Web page and app entries
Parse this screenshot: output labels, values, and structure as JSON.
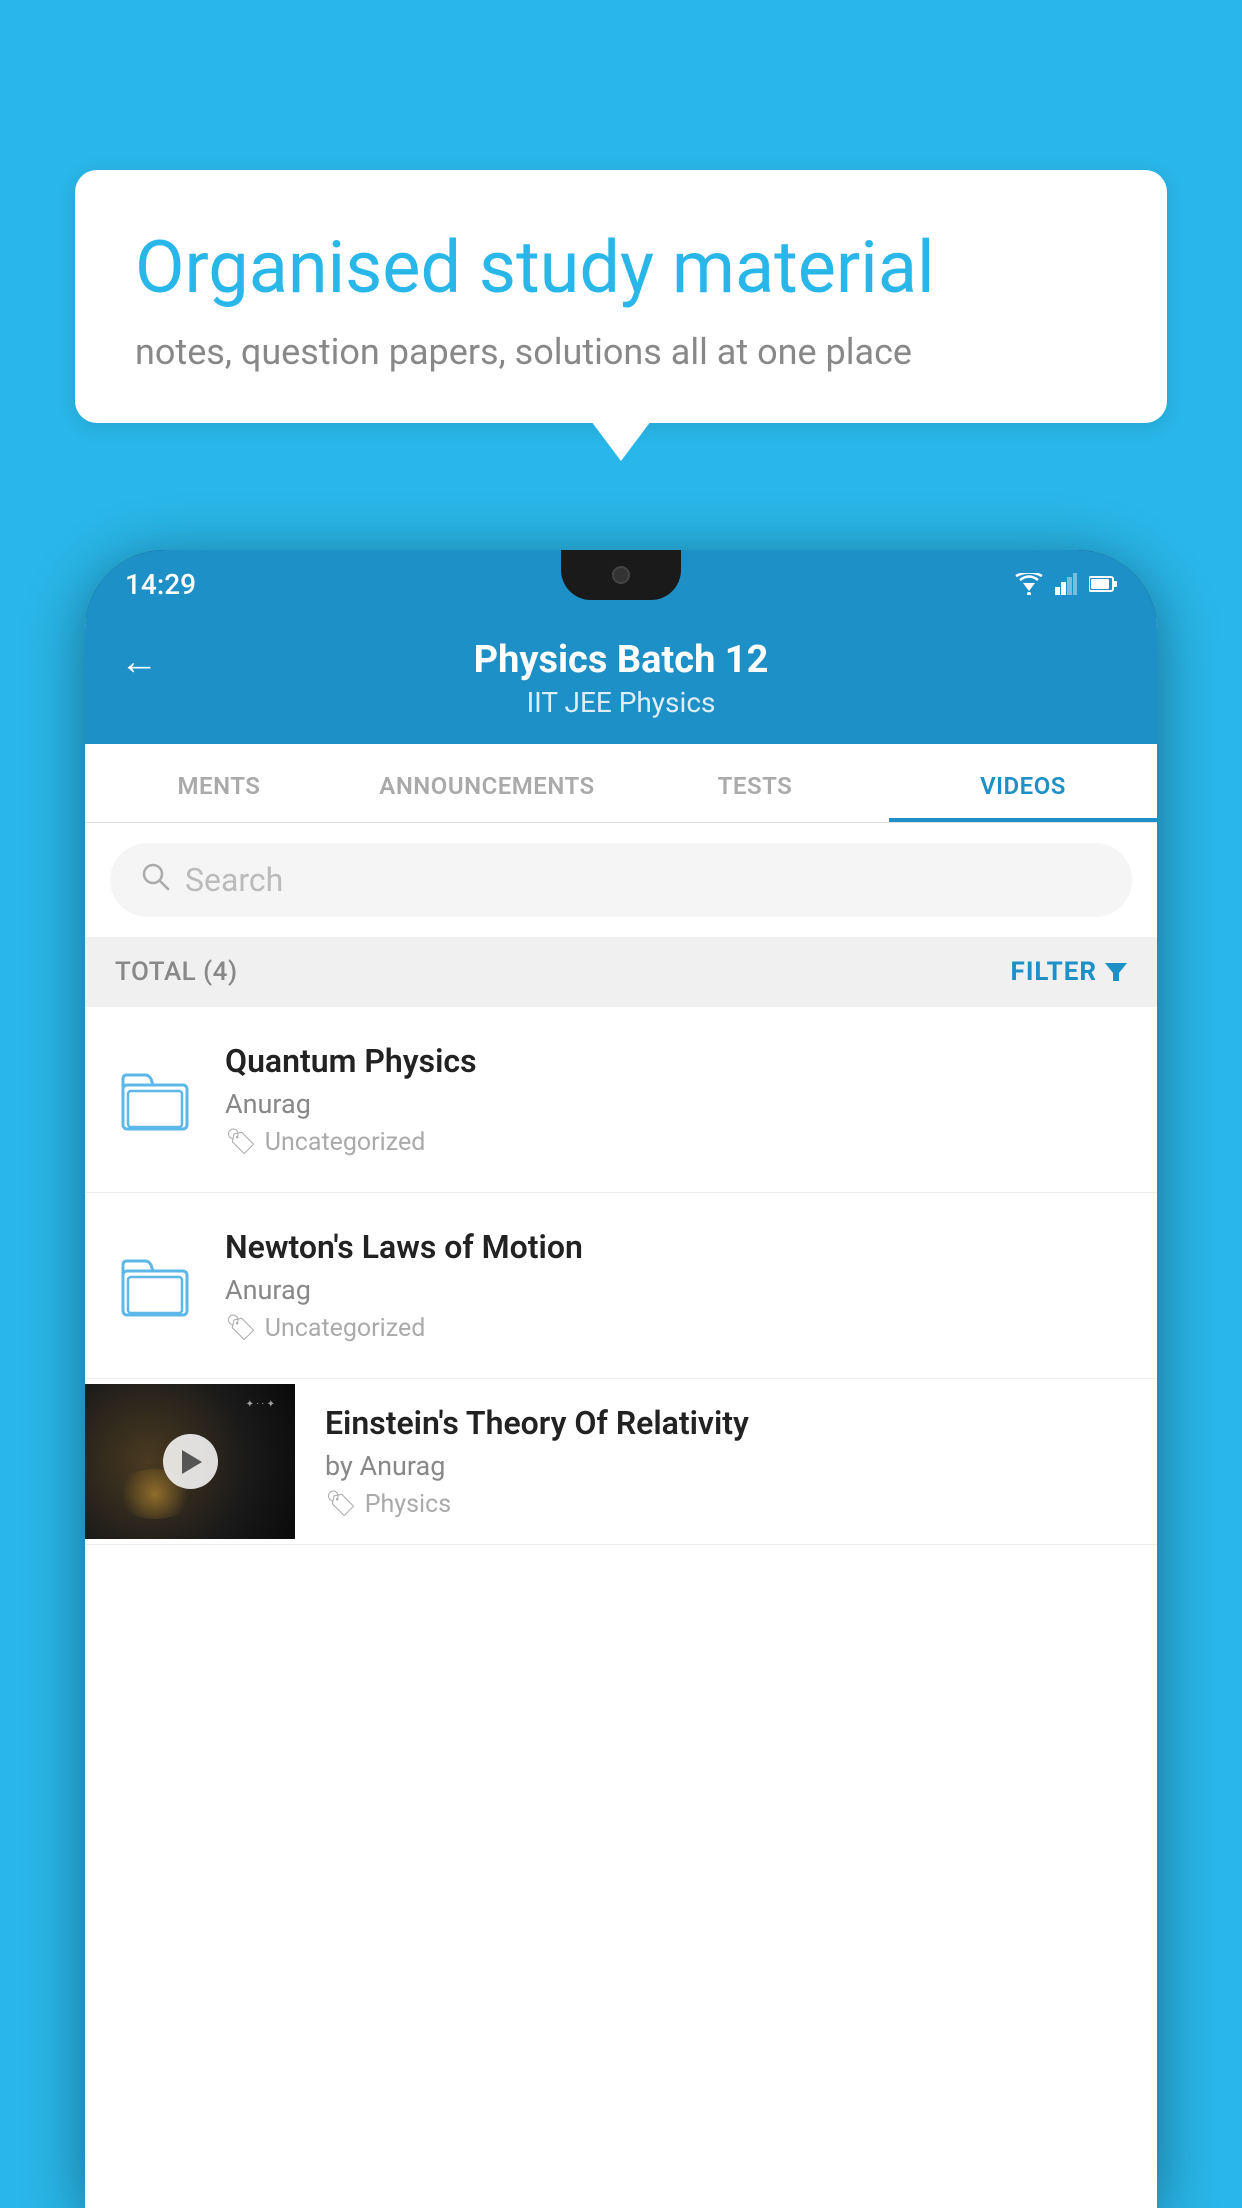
{
  "hero": {
    "title": "Organised study material",
    "subtitle": "notes, question papers, solutions all at one place"
  },
  "status_bar": {
    "time": "14:29"
  },
  "header": {
    "title": "Physics Batch 12",
    "subtitle": "IIT JEE   Physics",
    "back_label": "←"
  },
  "tabs": [
    {
      "label": "MENTS",
      "active": false
    },
    {
      "label": "ANNOUNCEMENTS",
      "active": false
    },
    {
      "label": "TESTS",
      "active": false
    },
    {
      "label": "VIDEOS",
      "active": true
    }
  ],
  "search": {
    "placeholder": "Search"
  },
  "filter_bar": {
    "total_label": "TOTAL (4)",
    "filter_label": "FILTER"
  },
  "items": [
    {
      "title": "Quantum Physics",
      "author": "Anurag",
      "tag": "Uncategorized",
      "type": "folder"
    },
    {
      "title": "Newton's Laws of Motion",
      "author": "Anurag",
      "tag": "Uncategorized",
      "type": "folder"
    },
    {
      "title": "Einstein's Theory Of Relativity",
      "author": "by Anurag",
      "tag": "Physics",
      "type": "video"
    }
  ]
}
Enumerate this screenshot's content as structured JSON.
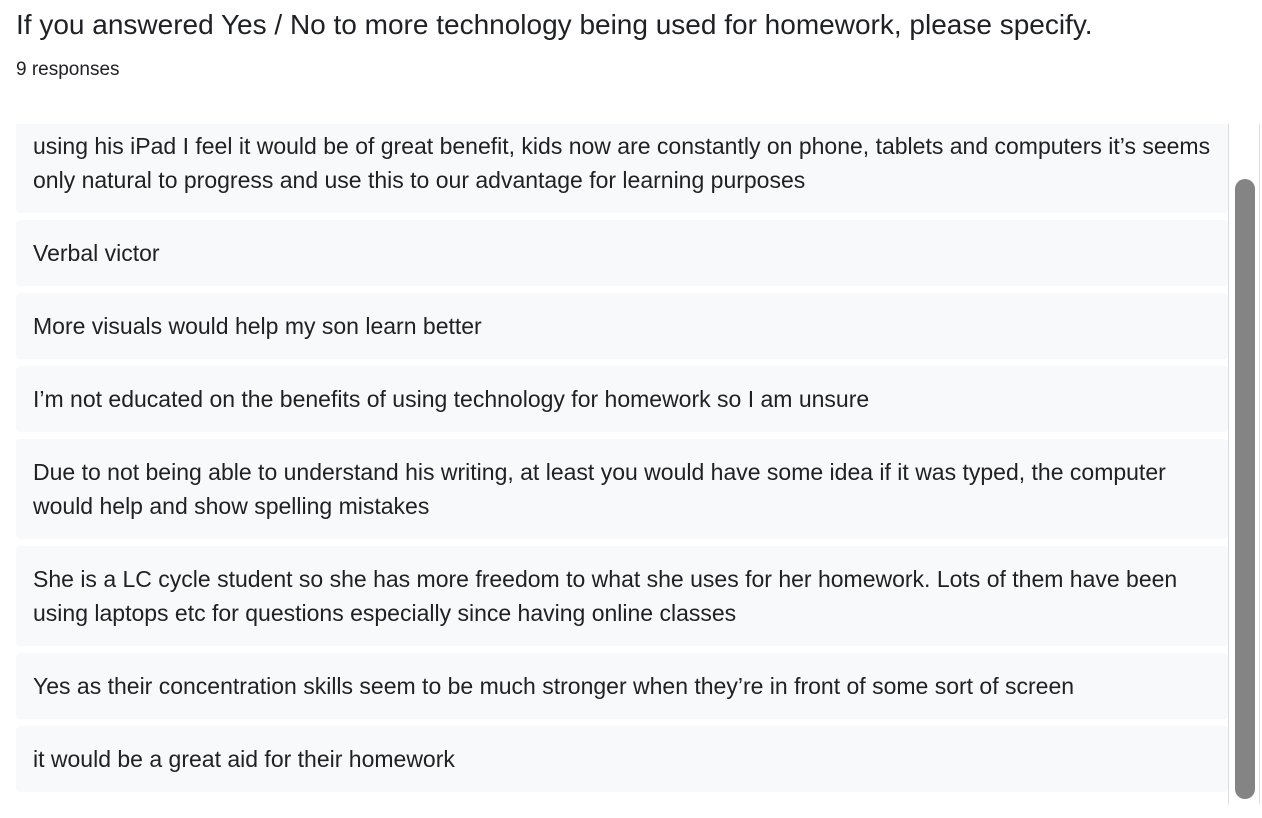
{
  "question": {
    "title": "If you answered Yes / No to more technology being used for homework, please specify.",
    "response_count": "9 responses"
  },
  "responses": [
    "using his iPad I feel it would be of great benefit, kids now are constantly on phone, tablets and computers it’s seems only natural to progress and use this to our advantage for learning purposes",
    "Verbal victor",
    "More visuals would help my son learn better",
    "I’m not educated on the benefits of using technology for homework so I am unsure",
    "Due to not being able to understand his writing, at least you would have some idea if it was typed, the computer would help and show spelling mistakes",
    "She is a LC cycle student so she has more freedom to what she uses for her homework. Lots of them have been using laptops etc for questions especially since having online classes",
    "Yes as their concentration skills seem to be much stronger when they’re in front of some sort of screen",
    "it would be a great aid for their homework"
  ]
}
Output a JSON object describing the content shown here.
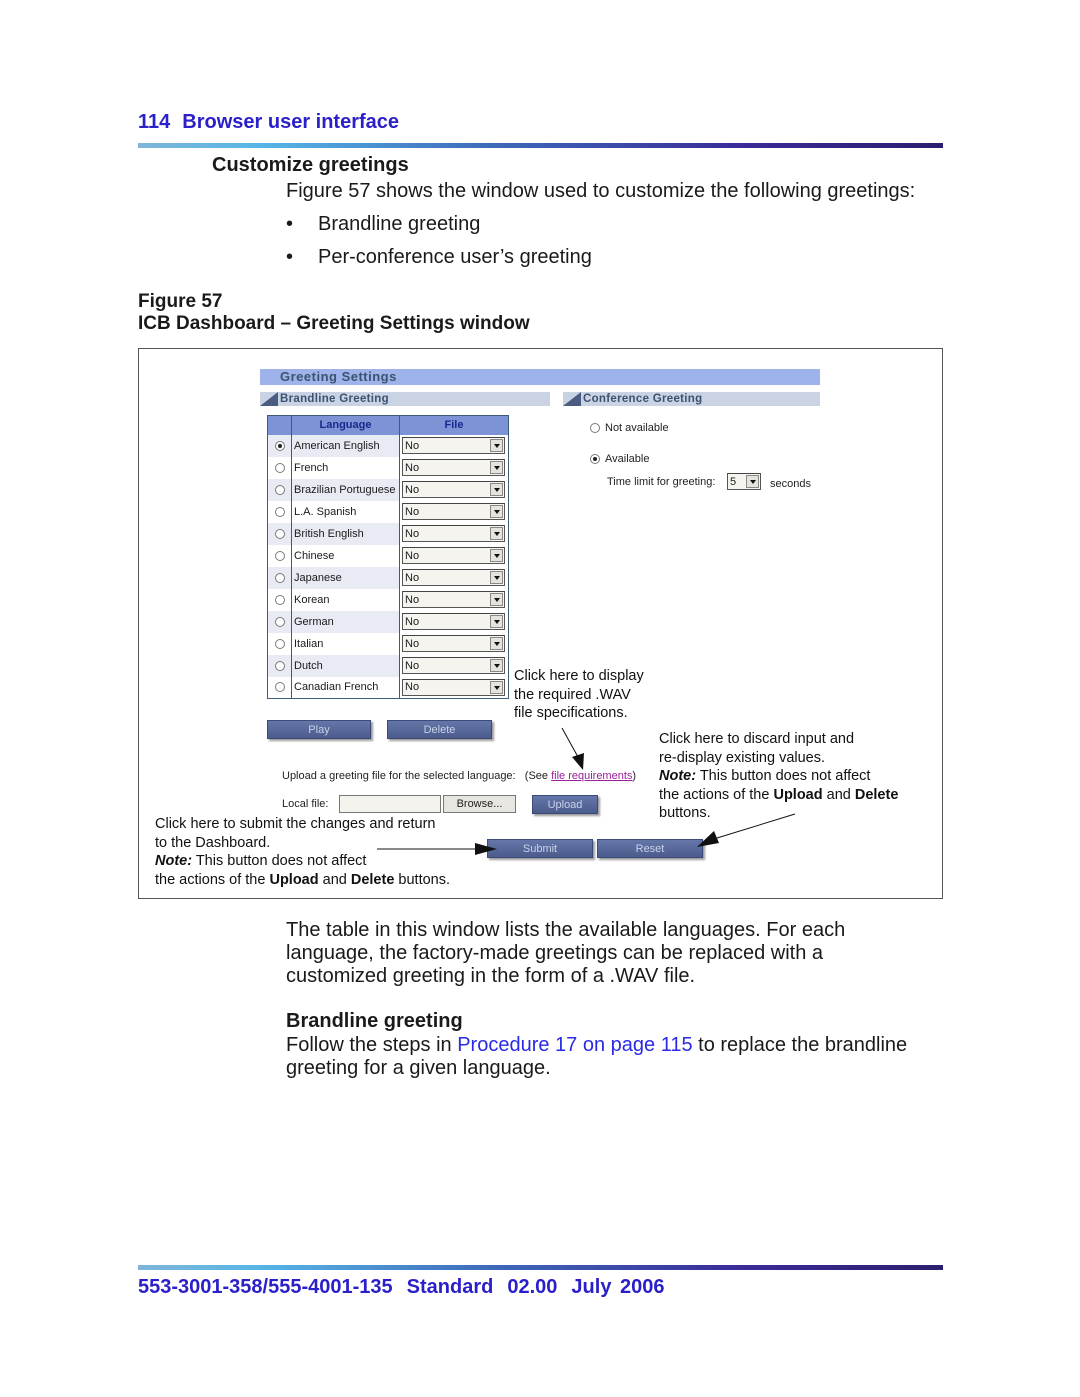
{
  "header": {
    "page_number": "114",
    "section": "Browser user interface"
  },
  "section_heading": "Customize greetings",
  "intro": "Figure 57 shows the window used to customize the following greetings:",
  "bullets": [
    "Brandline greeting",
    "Per-conference user’s greeting"
  ],
  "figure": {
    "number": "Figure 57",
    "caption": "ICB Dashboard – Greeting Settings window"
  },
  "window": {
    "title": "Greeting Settings",
    "brandline_section": "Brandline Greeting",
    "conference_section": "Conference Greeting",
    "table": {
      "columns": [
        "",
        "Language",
        "File"
      ],
      "rows": [
        {
          "language": "American English",
          "file": "No",
          "selected": true
        },
        {
          "language": "French",
          "file": "No",
          "selected": false
        },
        {
          "language": "Brazilian Portuguese",
          "file": "No",
          "selected": false
        },
        {
          "language": "L.A. Spanish",
          "file": "No",
          "selected": false
        },
        {
          "language": "British English",
          "file": "No",
          "selected": false
        },
        {
          "language": "Chinese",
          "file": "No",
          "selected": false
        },
        {
          "language": "Japanese",
          "file": "No",
          "selected": false
        },
        {
          "language": "Korean",
          "file": "No",
          "selected": false
        },
        {
          "language": "German",
          "file": "No",
          "selected": false
        },
        {
          "language": "Italian",
          "file": "No",
          "selected": false
        },
        {
          "language": "Dutch",
          "file": "No",
          "selected": false
        },
        {
          "language": "Canadian French",
          "file": "No",
          "selected": false
        }
      ]
    },
    "buttons": {
      "play": "Play",
      "delete": "Delete",
      "browse": "Browse...",
      "upload": "Upload",
      "submit": "Submit",
      "reset": "Reset"
    },
    "upload_prompt": "Upload a greeting file for the selected language:",
    "see_prefix": "(See ",
    "file_requirements_link": "file requirements",
    "see_suffix": ")",
    "local_file_label": "Local file:",
    "local_file_value": "",
    "conference": {
      "not_available": "Not available",
      "available": "Available",
      "selected": "Available",
      "time_limit_label": "Time limit for greeting:",
      "time_limit_value": "5",
      "seconds_label": "seconds"
    }
  },
  "callouts": {
    "wav": [
      "Click here to display",
      "the required .WAV",
      "file specifications."
    ],
    "reset": {
      "line1": "Click here to discard input and",
      "line2": "re-display existing values.",
      "note_label": "Note:",
      "note_text": " This button does not affect",
      "line4_a": "the actions of the ",
      "upload": "Upload",
      "and": " and ",
      "delete": "Delete",
      "line5": "buttons."
    },
    "submit": {
      "line1": "Click here to submit the changes and return",
      "line2": "to the Dashboard.",
      "note_label": "Note:",
      "note_text": " This button does not affect",
      "line4_a": "the actions of the ",
      "upload": "Upload",
      "and": " and ",
      "delete": "Delete",
      "line4_b": " buttons."
    }
  },
  "paragraph": "The table in this window lists the available languages. For each language, the factory-made greetings can be replaced with a customized greeting in the form of a .WAV file.",
  "brandline": {
    "heading": "Brandline greeting",
    "text_before": "Follow the steps in ",
    "xref": "Procedure 17 on page 115",
    "text_after": " to replace the brandline greeting for a given language."
  },
  "footer": {
    "doc_number": "553-3001-358/555-4001-135",
    "status": "Standard",
    "version": "02.00",
    "date": "July 2006"
  }
}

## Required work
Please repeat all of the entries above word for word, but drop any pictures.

## Output
Parse this screenshot: output labels, values, and structure as JSON.
{
  "hero": {
    "title": "Organised study material",
    "subtitle": "notes, question papers, solutions all at one place"
  },
  "status_bar": {
    "time": "14:29"
  },
  "header": {
    "title": "Physics Batch 12",
    "subtitle": "IIT JEE   Physics",
    "back_label": "←"
  },
  "tabs": [
    {
      "label": "MENTS",
      "active": false
    },
    {
      "label": "ANNOUNCEMENTS",
      "active": false
    },
    {
      "label": "TESTS",
      "active": false
    },
    {
      "label": "VIDEOS",
      "active": true
    }
  ],
  "search": {
    "placeholder": "Search"
  },
  "filter_bar": {
    "total_label": "TOTAL (4)",
    "filter_label": "FILTER"
  },
  "items": [
    {
      "title": "Quantum Physics",
      "author": "Anurag",
      "tag": "Uncategorized",
      "type": "folder"
    },
    {
      "title": "Newton's Laws of Motion",
      "author": "Anurag",
      "tag": "Uncategorized",
      "type": "folder"
    },
    {
      "title": "Einstein's Theory Of Relativity",
      "author": "by Anurag",
      "tag": "Physics",
      "type": "video"
    }
  ]
}
Enumerate this screenshot's content as structured JSON.
{
  "question": {
    "title": "If you answered Yes / No to more technology being used for homework, please specify.",
    "response_count": "9 responses"
  },
  "responses": [
    "using his iPad I feel it would be of great benefit, kids now are constantly on phone, tablets and computers it’s seems only natural to progress and use this to our advantage for learning purposes",
    "Verbal victor",
    "More visuals would help my son learn better",
    "I’m not educated on the benefits of using technology for homework so I am unsure",
    "Due to not being able to understand his writing, at least you would have some idea if it was typed, the computer would help and show spelling mistakes",
    "She is a LC cycle student so she has more freedom to what she uses for her homework. Lots of them have been using laptops etc for questions especially since having online classes",
    "Yes as their concentration skills seem to be much stronger when they’re in front of some sort of screen",
    "it would be a great aid for their homework"
  ]
}
Output a JSON object describing the content shown here.
{
  "header": {
    "page_number": "114",
    "section": "Browser user interface"
  },
  "section_heading": "Customize greetings",
  "intro": "Figure 57 shows the window used to customize the following greetings:",
  "bullets": [
    "Brandline greeting",
    "Per-conference user’s greeting"
  ],
  "figure": {
    "number": "Figure 57",
    "caption": "ICB Dashboard – Greeting Settings window"
  },
  "window": {
    "title": "Greeting Settings",
    "brandline_section": "Brandline Greeting",
    "conference_section": "Conference Greeting",
    "table": {
      "columns": [
        "",
        "Language",
        "File"
      ],
      "rows": [
        {
          "language": "American English",
          "file": "No",
          "selected": true
        },
        {
          "language": "French",
          "file": "No",
          "selected": false
        },
        {
          "language": "Brazilian Portuguese",
          "file": "No",
          "selected": false
        },
        {
          "language": "L.A. Spanish",
          "file": "No",
          "selected": false
        },
        {
          "language": "British English",
          "file": "No",
          "selected": false
        },
        {
          "language": "Chinese",
          "file": "No",
          "selected": false
        },
        {
          "language": "Japanese",
          "file": "No",
          "selected": false
        },
        {
          "language": "Korean",
          "file": "No",
          "selected": false
        },
        {
          "language": "German",
          "file": "No",
          "selected": false
        },
        {
          "language": "Italian",
          "file": "No",
          "selected": false
        },
        {
          "language": "Dutch",
          "file": "No",
          "selected": false
        },
        {
          "language": "Canadian French",
          "file": "No",
          "selected": false
        }
      ]
    },
    "buttons": {
      "play": "Play",
      "delete": "Delete",
      "browse": "Browse...",
      "upload": "Upload",
      "submit": "Submit",
      "reset": "Reset"
    },
    "upload_prompt": "Upload a greeting file for the selected language:",
    "see_prefix": "(See ",
    "file_requirements_link": "file requirements",
    "see_suffix": ")",
    "local_file_label": "Local file:",
    "local_file_value": "",
    "conference": {
      "not_available": "Not available",
      "available": "Available",
      "selected": "Available",
      "time_limit_label": "Time limit for greeting:",
      "time_limit_value": "5",
      "seconds_label": "seconds"
    }
  },
  "callouts": {
    "wav": [
      "Click here to display",
      "the required .WAV",
      "file specifications."
    ],
    "reset": {
      "line1": "Click here to discard input and",
      "line2": "re-display existing values.",
      "note_label": "Note:",
      "note_text": " This button does not affect",
      "line4_a": "the actions of the ",
      "upload": "Upload",
      "and": " and ",
      "delete": "Delete",
      "line5": "buttons."
    },
    "submit": {
      "line1": "Click here to submit the changes and return",
      "line2": "to the Dashboard.",
      "note_label": "Note:",
      "note_text": " This button does not affect",
      "line4_a": "the actions of the ",
      "upload": "Upload",
      "and": " and ",
      "delete": "Delete",
      "line4_b": " buttons."
    }
  },
  "paragraph": "The table in this window lists the available languages. For each language, the factory-made greetings can be replaced with a customized greeting in the form of a .WAV file.",
  "brandline": {
    "heading": "Brandline greeting",
    "text_before": "Follow the steps in ",
    "xref": "Procedure 17 on page 115",
    "text_after": " to replace the brandline greeting for a given language."
  },
  "footer": {
    "doc_number": "553-3001-358/555-4001-135",
    "status": "Standard",
    "version": "02.00",
    "date": "July 2006"
  }
}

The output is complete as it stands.